▸ Problem:
Scan the records below. Copy every line in which the word "Adobe" appears.

▸ Records provided:
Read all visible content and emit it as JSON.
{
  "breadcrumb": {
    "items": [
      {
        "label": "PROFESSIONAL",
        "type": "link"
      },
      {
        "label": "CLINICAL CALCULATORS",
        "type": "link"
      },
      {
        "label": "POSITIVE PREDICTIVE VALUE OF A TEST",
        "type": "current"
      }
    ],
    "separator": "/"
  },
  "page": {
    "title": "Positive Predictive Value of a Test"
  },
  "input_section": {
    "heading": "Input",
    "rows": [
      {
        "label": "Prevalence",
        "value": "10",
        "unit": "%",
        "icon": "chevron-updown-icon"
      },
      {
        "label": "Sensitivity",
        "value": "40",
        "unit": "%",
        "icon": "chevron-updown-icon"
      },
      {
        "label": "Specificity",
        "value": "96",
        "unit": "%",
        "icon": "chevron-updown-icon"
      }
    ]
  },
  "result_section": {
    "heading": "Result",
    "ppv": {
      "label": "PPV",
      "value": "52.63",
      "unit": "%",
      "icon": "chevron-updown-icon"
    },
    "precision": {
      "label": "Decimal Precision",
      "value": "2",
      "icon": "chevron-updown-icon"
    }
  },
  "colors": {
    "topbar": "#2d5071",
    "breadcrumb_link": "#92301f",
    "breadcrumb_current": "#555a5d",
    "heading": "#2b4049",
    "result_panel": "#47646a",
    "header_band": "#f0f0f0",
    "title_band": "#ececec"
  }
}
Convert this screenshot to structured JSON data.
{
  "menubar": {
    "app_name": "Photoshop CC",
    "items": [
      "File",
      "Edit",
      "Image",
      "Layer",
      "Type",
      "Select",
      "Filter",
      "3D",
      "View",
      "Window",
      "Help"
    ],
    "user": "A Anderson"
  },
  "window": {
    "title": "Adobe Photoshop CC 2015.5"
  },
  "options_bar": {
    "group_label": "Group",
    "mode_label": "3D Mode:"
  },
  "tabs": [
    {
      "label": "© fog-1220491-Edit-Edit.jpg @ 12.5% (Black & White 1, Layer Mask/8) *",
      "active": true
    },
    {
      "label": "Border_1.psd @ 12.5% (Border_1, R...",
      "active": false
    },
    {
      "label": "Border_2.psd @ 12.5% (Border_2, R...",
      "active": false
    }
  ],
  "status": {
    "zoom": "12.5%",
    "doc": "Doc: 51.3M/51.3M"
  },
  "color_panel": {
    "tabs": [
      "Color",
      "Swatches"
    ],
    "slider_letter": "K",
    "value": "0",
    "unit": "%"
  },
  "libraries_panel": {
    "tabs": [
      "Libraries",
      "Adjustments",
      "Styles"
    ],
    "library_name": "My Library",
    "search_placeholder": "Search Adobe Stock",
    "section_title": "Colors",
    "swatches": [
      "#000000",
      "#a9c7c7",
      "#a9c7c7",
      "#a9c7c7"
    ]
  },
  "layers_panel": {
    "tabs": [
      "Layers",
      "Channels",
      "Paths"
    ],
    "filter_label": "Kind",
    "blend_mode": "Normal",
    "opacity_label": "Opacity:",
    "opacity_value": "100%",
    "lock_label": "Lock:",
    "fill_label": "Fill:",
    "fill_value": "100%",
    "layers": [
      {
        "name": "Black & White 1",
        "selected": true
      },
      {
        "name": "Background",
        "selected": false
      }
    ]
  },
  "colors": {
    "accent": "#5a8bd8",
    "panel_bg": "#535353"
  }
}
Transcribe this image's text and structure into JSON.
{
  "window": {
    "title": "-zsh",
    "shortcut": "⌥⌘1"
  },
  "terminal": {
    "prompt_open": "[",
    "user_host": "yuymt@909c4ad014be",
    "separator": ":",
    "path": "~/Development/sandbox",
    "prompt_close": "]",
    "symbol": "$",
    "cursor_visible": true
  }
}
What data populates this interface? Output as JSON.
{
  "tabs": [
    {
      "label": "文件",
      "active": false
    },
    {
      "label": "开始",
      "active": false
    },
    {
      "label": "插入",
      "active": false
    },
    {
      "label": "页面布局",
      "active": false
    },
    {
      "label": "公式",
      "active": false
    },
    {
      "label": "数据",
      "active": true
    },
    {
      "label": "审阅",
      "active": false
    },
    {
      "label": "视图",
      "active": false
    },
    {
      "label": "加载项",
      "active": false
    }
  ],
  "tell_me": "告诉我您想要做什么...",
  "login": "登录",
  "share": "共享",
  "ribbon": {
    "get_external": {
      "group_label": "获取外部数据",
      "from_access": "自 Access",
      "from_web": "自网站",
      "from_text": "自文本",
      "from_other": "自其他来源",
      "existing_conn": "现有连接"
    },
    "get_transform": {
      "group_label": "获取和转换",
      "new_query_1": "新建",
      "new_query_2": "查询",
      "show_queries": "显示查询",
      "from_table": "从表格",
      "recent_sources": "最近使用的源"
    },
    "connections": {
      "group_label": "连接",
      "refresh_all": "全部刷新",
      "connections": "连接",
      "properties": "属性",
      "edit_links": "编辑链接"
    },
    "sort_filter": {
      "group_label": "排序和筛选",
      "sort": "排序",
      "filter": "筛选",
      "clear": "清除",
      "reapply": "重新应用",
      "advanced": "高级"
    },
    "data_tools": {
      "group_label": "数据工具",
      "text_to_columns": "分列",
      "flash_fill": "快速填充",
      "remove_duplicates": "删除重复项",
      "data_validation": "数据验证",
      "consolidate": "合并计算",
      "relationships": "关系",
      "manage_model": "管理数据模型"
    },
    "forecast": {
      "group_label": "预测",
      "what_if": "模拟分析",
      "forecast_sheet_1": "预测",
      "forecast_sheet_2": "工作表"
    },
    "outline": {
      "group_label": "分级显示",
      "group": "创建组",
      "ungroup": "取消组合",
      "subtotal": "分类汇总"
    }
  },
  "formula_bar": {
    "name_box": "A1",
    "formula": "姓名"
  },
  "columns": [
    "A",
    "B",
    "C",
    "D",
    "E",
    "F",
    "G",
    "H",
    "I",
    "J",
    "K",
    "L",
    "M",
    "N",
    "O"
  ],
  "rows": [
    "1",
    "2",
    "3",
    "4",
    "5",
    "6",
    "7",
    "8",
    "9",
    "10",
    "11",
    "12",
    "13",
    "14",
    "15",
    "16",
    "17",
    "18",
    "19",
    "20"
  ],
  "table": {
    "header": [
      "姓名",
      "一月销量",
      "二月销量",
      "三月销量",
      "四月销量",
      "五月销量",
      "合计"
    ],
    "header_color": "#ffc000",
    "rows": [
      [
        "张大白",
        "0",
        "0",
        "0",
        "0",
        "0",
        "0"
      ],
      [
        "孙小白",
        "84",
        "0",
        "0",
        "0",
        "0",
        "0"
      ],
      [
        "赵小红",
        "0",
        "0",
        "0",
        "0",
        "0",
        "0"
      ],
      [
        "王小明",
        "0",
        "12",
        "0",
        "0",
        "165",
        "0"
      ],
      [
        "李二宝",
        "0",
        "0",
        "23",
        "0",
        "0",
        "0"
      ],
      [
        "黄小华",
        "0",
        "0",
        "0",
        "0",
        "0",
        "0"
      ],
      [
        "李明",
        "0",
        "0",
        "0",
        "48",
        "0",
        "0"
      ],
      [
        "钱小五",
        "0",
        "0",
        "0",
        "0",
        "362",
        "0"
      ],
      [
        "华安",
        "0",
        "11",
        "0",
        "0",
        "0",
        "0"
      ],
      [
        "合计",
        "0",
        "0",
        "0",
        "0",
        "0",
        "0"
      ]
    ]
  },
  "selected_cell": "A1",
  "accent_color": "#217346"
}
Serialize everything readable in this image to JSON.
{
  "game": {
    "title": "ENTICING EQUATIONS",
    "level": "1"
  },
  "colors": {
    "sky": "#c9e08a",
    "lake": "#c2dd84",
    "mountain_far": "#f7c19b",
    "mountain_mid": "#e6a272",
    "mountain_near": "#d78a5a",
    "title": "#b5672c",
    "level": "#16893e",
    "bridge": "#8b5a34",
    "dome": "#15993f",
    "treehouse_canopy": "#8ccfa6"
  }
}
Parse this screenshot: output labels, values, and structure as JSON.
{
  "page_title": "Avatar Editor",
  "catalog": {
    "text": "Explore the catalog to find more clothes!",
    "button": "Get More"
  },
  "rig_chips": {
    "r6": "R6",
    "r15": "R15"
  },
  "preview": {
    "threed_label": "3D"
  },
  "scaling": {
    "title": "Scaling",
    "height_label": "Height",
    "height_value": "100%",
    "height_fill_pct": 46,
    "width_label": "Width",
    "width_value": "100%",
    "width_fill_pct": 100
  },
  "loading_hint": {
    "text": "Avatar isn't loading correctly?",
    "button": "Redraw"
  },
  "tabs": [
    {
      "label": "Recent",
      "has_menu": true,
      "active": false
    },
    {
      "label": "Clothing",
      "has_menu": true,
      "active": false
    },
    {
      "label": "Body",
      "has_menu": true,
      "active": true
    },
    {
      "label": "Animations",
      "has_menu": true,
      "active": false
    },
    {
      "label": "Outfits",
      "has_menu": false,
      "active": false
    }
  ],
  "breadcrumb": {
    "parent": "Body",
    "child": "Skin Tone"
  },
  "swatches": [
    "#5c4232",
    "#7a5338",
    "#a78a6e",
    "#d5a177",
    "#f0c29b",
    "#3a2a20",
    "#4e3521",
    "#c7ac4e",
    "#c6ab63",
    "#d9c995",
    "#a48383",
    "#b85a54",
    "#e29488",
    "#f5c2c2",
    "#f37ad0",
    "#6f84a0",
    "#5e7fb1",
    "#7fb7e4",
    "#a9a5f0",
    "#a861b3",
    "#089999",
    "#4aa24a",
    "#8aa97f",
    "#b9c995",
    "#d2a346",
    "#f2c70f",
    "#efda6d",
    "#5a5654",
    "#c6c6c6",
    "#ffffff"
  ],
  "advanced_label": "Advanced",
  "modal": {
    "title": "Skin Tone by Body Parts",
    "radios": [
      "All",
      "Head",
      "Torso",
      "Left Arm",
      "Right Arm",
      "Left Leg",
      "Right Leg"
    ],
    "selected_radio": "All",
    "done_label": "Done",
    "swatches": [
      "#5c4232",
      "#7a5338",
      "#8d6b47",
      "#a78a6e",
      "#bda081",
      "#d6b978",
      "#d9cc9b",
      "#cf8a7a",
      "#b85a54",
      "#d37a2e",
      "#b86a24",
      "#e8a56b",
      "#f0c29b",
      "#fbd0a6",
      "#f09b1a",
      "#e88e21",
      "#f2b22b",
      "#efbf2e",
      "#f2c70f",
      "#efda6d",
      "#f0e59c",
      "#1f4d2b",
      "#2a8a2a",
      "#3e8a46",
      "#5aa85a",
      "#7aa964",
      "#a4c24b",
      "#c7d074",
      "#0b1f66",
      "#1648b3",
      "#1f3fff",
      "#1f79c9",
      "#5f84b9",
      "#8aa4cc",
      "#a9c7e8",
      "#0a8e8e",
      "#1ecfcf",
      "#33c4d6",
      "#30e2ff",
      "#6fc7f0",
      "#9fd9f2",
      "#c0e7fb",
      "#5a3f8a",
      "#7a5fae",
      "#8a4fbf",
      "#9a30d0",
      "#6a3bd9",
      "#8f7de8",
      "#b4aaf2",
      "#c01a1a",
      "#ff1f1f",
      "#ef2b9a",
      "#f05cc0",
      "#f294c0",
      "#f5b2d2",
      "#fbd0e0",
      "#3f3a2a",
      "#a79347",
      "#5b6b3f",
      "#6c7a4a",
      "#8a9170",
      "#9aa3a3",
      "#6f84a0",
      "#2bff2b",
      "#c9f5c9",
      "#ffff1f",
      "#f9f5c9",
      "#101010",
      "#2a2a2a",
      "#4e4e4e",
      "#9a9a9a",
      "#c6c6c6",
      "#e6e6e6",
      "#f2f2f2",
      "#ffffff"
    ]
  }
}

▸ Response to this exercise:
    "title": "Adobe Photoshop CC 2015.5"
    "search_placeholder": "Search Adobe Stock",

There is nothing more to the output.